And yet Kline and Christensen dig deep into their roles and actually go some way to convincing you that this is a father and son at war. Jena Malone, as the pert next-door neighbour Sam is secretly in love with, gives a lovely unselfconscious performance, while Kristin Scott Thomas (above, with Kline) also brings a surprising warmth to the role of George's ex-wife, resisting his initial gesture of tenderness by reflexively biting his finger. I liked that moment, and one or two others where director Irwin Winkler and screenwriter Mark Andrus go easy on the corn syrup and let Kline off the leash. But as his house gets built (you may be unpleasantly reminded of the barn-building scene in Witness) and his cancer gets worse, Life as a House begins to subside in the California mush – tears, hugs, and confessions along the lines of "I didn't want you to like me. I wanted you to love me". Mark Isham's gloopy score hammers home the noble heartache of it all. The acting, however, lends a tone that the film doesn't merit. I was moved, and I resented it.
Mullet, the writer-director David Caesar's modest but hugely likeable drama, refers not to the tragic hairstyle but to Eddie "Mullet" Maloney (Ben Mendelsohn), one-time football star and rough diamond who returns home to the small Australian fishing town he suddenly abandoned three years ago. Things have changed: his childhood sweetheart Tully (Susie Porter) has got married to – of all people – his stolid policeman brother (Andrew S Gilbert), and it's difficult to say which of the three feels more conflicted about it.
But other things remain the same: the local bar-owner Kay (Belinda McClory) still has a soft spot for Eddie, his parents haven't stopped squabbling, and he's still at a loss as to where his life should be going.
With no great fuss Caesar takes us right to the heart of this coastal backwater, where everybody seems to know one another and the grapevine is constantly abuzz. Eddie could be a homecoming hero if he wished, but his natural perversity tends to rub his friends up the wrong way; as one of them remarks, people love him, but they don't particularly like him. Gangly and straggly haired, Ben Mendelsohn is an antipodean answer to Gary Oldman, and inhabits this contrary loner with an entirely credible mixture of sweetness and aggression. One minute he's charming company, the next he's reminding his sister's dark-skinned boyfriend that the town will always regard him as an "Abo". Caesar finds something truthful in the sounds, and the silences, that make up a family life, and gets wonderfully relaxed performances from the cast, especially Tony Barry and Kris McQuade as Eddie's parents. Mullet opens the eighth Australian Film Festival in London, and deserves a look.

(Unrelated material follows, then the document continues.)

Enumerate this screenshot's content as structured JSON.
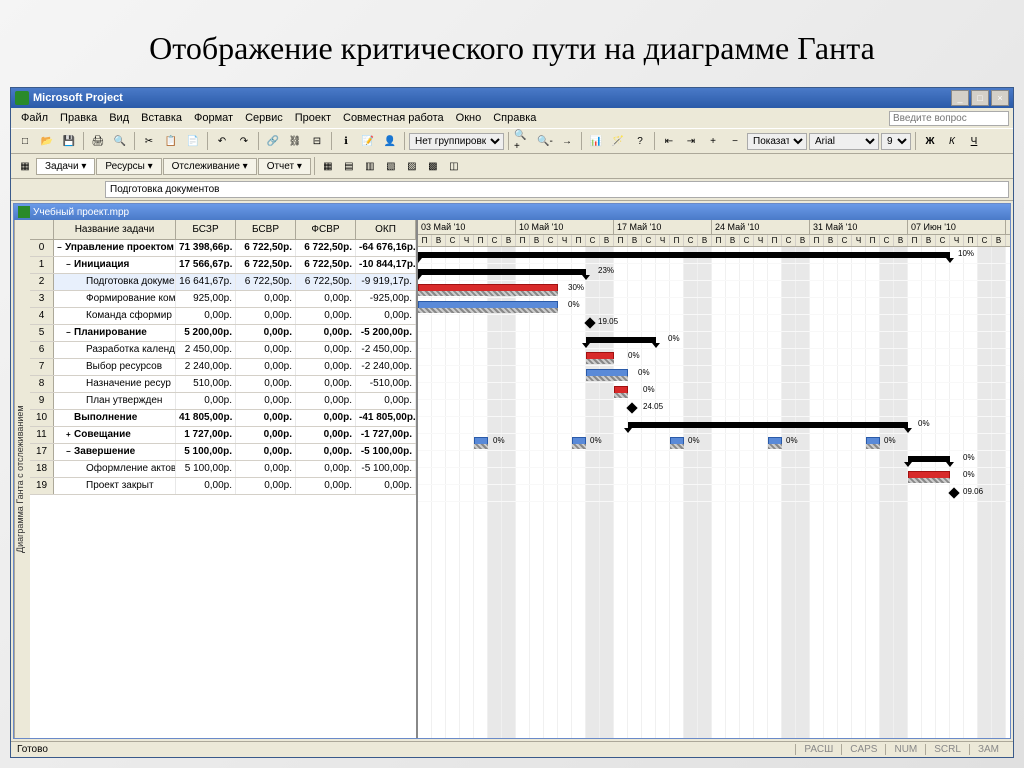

The last time I saw Koji Yakusho as an unhappy Japanese salaryman who learns to live a little was in the ace 1996 ballroom comedy Shall We Dance? He reprises the role in Warm Water Under a Red Bridge, though Imamura Shohei's film is a less seductive compound of spiritual rebirth and erotic whimsy. Piqued by a rumour of hidden treasure, Yosuke (Yakusho) visits a remote village on the Noto Peninsula and instead finds a young woman, Saeko (Misa Shimizu) who's hiding a mysterious treasure of her own. That it involves the female orgasm and flooding water might arouse the curious, though the draggy pace and heavy-handed symbolism make it harder work than it sounds. And it makes sex look downright inconvenient.
The haunted-house movie Thirteen Ghosts is such a cut-price, jerry-built thing that the title sounds almost like a desperate offer – Thirteen Ghosts: Scarier Than Twelve! Based on a 1960 original by William Castle, this locks a father (Tony Shalhoub) and his two kids in a fiendish mansion designed by his nutso uncle (F Murray Abraham) and thronged with ghosts in the basement. Most of the budget has gone into the spiffy-looking interior where the walls are made of glass, emblazoned with Latin incantations to keep the ghouls out. They've managed to keep a lot else out, too, including anything resembling a fresh line or an honest thrill.Reuse content